The first night I was home my dad knocked on my door. He came in softly, so tenderly. His blue eyes were filled with concern and love. We sat there. Then I finally verbalised my fear. I verbalised that I thought I was going to die. I finally unpacked all my symptoms. I told him that I did not know if I could fight this. That I was so scared. That I had not been able to poop for two weeks, that I could not walk up the stairs, that I had peed on myself, that I was at the lowest weight I had been and then with tears and sobs I confessed to him that I had not had a period in months. I told him that I thought my lifelong desire and dream of being a mom and having a family was gone. That I would never be able to be called mom. His eyes filled with tears. He gripped my hand and said, “We are going to get you help. You will get better”. We hugged and in that moment I felt a tender love that I had never felt from him before. My heart was overwhelmed by his soft words and his concern. I knew in that moment that he loved me and would do anything to help make my recovery possible.


Since that moment it has not been easy, it has not been simple. My journey has been filled with sleepless nights, extreme guilt and struggling but I have found something that trumps all of that. I have found freedom and hope. I have broken free from the chains that suffocated me. I have regained my life back and I’m remembering what it is like to truly live. I no longer live in fear of death, but am able to think about my future. I can dream of being a mom one day because I finally got my period back. I can dream of playing tennis again because my body is getting stronger. I can talk and not be lightheaded, I can walk up the stairs and not feel faint. I can eat without the overwhelming guilt. I can enjoy life and indulge in some of life’s little joys. I can laugh with my friends, I can eat chocolate, I can run around and laugh without fear that I am dying. I am free.
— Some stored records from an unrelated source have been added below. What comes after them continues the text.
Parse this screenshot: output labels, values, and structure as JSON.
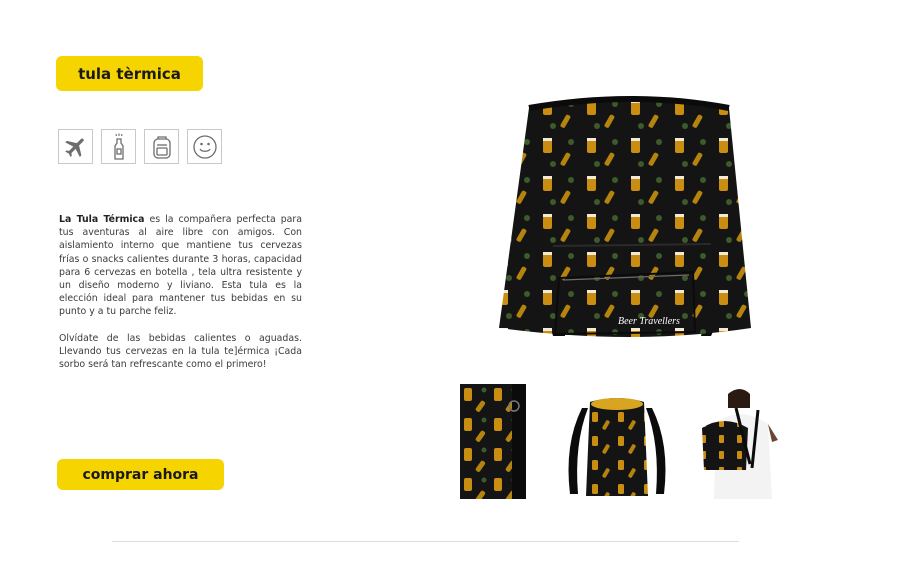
{
  "product": {
    "title": "tula tèrmica",
    "description_intro_bold": "La Tula Térmica",
    "description_intro_rest": " es la compañera perfecta para tus aventuras al aire libre con amigos. Con aislamiento interno que mantiene tus cervezas frías o snacks calientes durante 3 horas, capacidad para 6 cervezas en botella , tela ultra resistente y un diseño moderno y liviano. Esta tula es la elección ideal para mantener tus bebidas en su punto y a tu parche feliz.",
    "description_second": "Olvídate de las bebidas calientes o aguadas. Llevando tus cervezas en la tula te]érmica ¡Cada sorbo será tan refrescante como el primero!",
    "buy_label": "comprar ahora"
  },
  "features": [
    {
      "icon": "airplane-icon"
    },
    {
      "icon": "beer-bottle-icon"
    },
    {
      "icon": "backpack-icon"
    },
    {
      "icon": "smiley-icon"
    }
  ],
  "images": {
    "brand_label": "Beer Travellers"
  },
  "colors": {
    "accent": "#f5d400",
    "bag": "#111111",
    "icon_gray": "#6d6d6d"
  }
}
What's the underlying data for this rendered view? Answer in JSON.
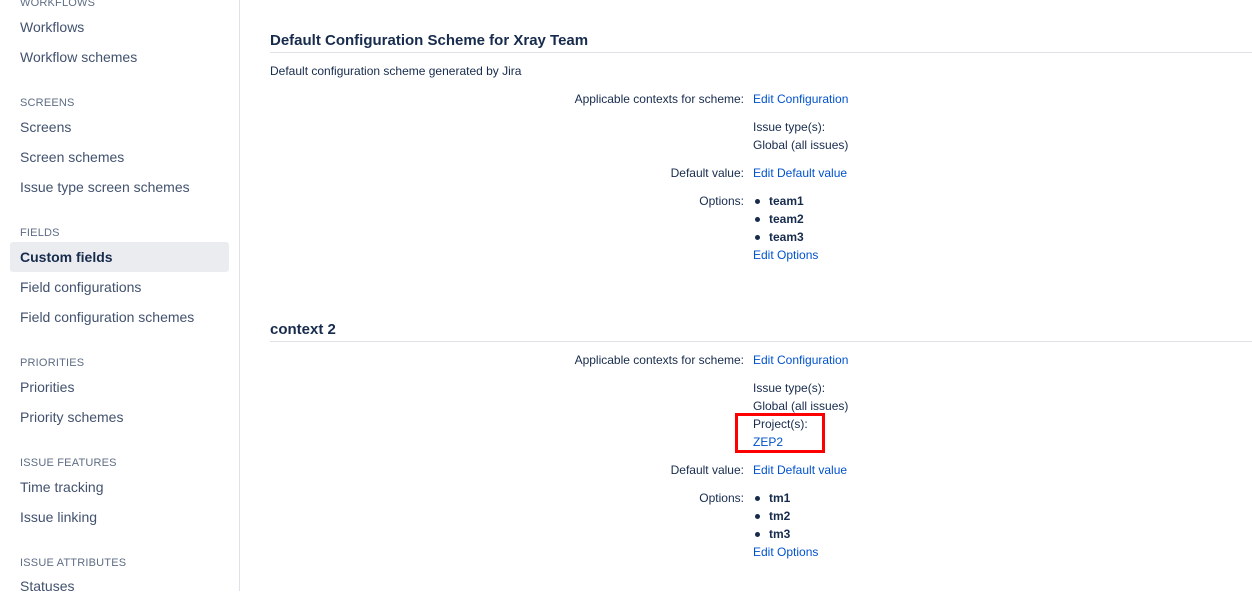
{
  "sidebar": {
    "sections": [
      {
        "heading": "WORKFLOWS",
        "items": [
          "Workflows",
          "Workflow schemes"
        ]
      },
      {
        "heading": "SCREENS",
        "items": [
          "Screens",
          "Screen schemes",
          "Issue type screen schemes"
        ]
      },
      {
        "heading": "FIELDS",
        "items": [
          "Custom fields",
          "Field configurations",
          "Field configuration schemes"
        ]
      },
      {
        "heading": "PRIORITIES",
        "items": [
          "Priorities",
          "Priority schemes"
        ]
      },
      {
        "heading": "ISSUE FEATURES",
        "items": [
          "Time tracking",
          "Issue linking"
        ]
      },
      {
        "heading": "ISSUE ATTRIBUTES",
        "items": [
          "Statuses"
        ]
      }
    ],
    "active_item": "Custom fields"
  },
  "contexts": [
    {
      "title": "Default Configuration Scheme for Xray Team",
      "description": "Default configuration scheme generated by Jira",
      "applicable_label": "Applicable contexts for scheme:",
      "edit_configuration": "Edit Configuration",
      "issue_types_label": "Issue type(s):",
      "issue_types_value": "Global (all issues)",
      "default_value_label": "Default value:",
      "edit_default_value": "Edit Default value",
      "options_label": "Options:",
      "options": [
        "team1",
        "team2",
        "team3"
      ],
      "edit_options": "Edit Options"
    },
    {
      "title": "context 2",
      "applicable_label": "Applicable contexts for scheme:",
      "edit_configuration": "Edit Configuration",
      "issue_types_label": "Issue type(s):",
      "issue_types_value": "Global (all issues)",
      "projects_label": "Project(s):",
      "projects_value": "ZEP2",
      "default_value_label": "Default value:",
      "edit_default_value": "Edit Default value",
      "options_label": "Options:",
      "options": [
        "tm1",
        "tm2",
        "tm3"
      ],
      "edit_options": "Edit Options"
    }
  ],
  "colors": {
    "link": "#0052cc",
    "text": "#172b4d",
    "highlight": "#ff0000",
    "active_bg": "#ebecf0"
  }
}
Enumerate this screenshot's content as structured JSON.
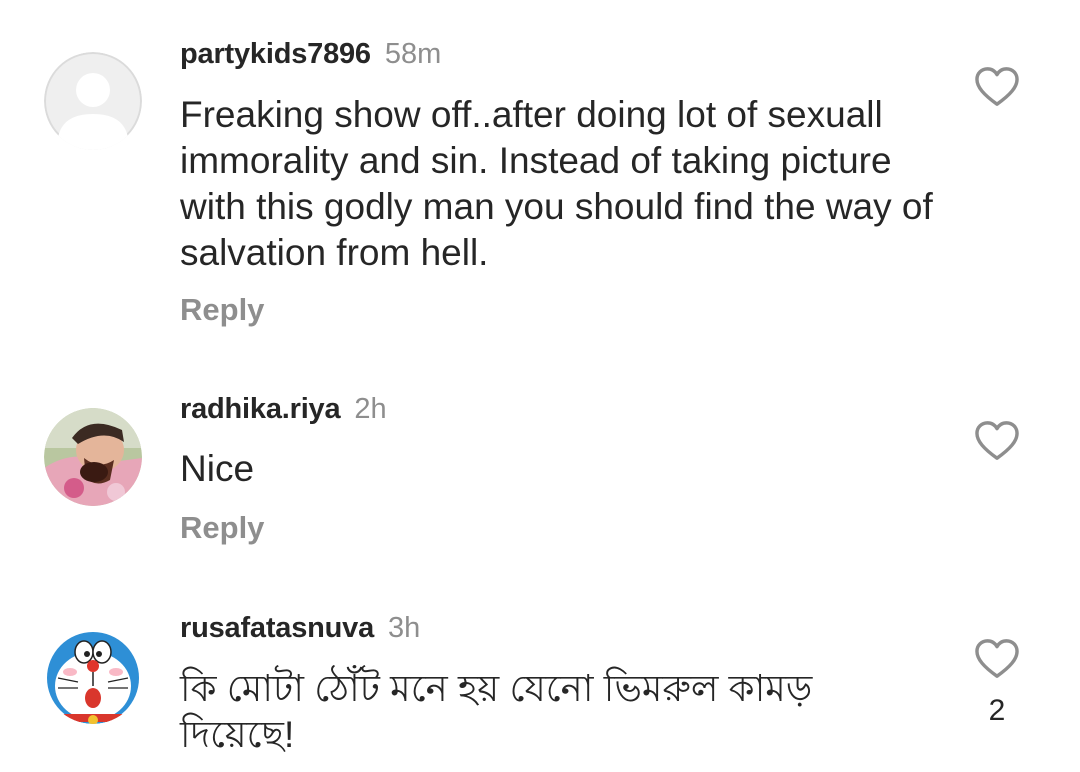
{
  "comments": [
    {
      "username": "partykids7896",
      "time": "58m",
      "text": "Freaking show off..after doing lot of sexuall immorality and sin. Instead of taking picture with this godly man you should find the way of salvation from hell.",
      "reply_label": "Reply",
      "avatar_icon": "default-profile-icon"
    },
    {
      "username": "radhika.riya",
      "time": "2h",
      "text": "Nice",
      "reply_label": "Reply",
      "avatar_icon": "profile-photo"
    },
    {
      "username": "rusafatasnuva",
      "time": "3h",
      "text": "কি মোটা ঠোঁট মনে হয় যেনো ভিমরুল কামড় দিয়েছে!",
      "like_count": "2",
      "avatar_icon": "doraemon-avatar"
    }
  ],
  "colors": {
    "text": "#262626",
    "secondary": "#8e8e8e",
    "background": "#ffffff",
    "heart_outline": "#8e8e8e"
  }
}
The thing with eating disorders is that they control you. They give you the illusion that you are in control, but that couldn’t be more from the truth. They control you. They tell you what to eat. They tell you how to feel. They make your body weak. They try to kill you. Once you break free from the lies and the grip of an eating disorder, you begin to see the beauty in life again and realise that life really is beautiful. You are bigger than your eating disorder. No matter how much you weigh, how malnourished you are or how terrified you are, you can find freedom. You can recover. You are worth it and one day you will be able to eat without intense guilt. You will be able to enjoy food again and one day you will look back and remember how far you’ve come. You are a fighter. You overcame. And you found freedom that unleashes you and sets you free.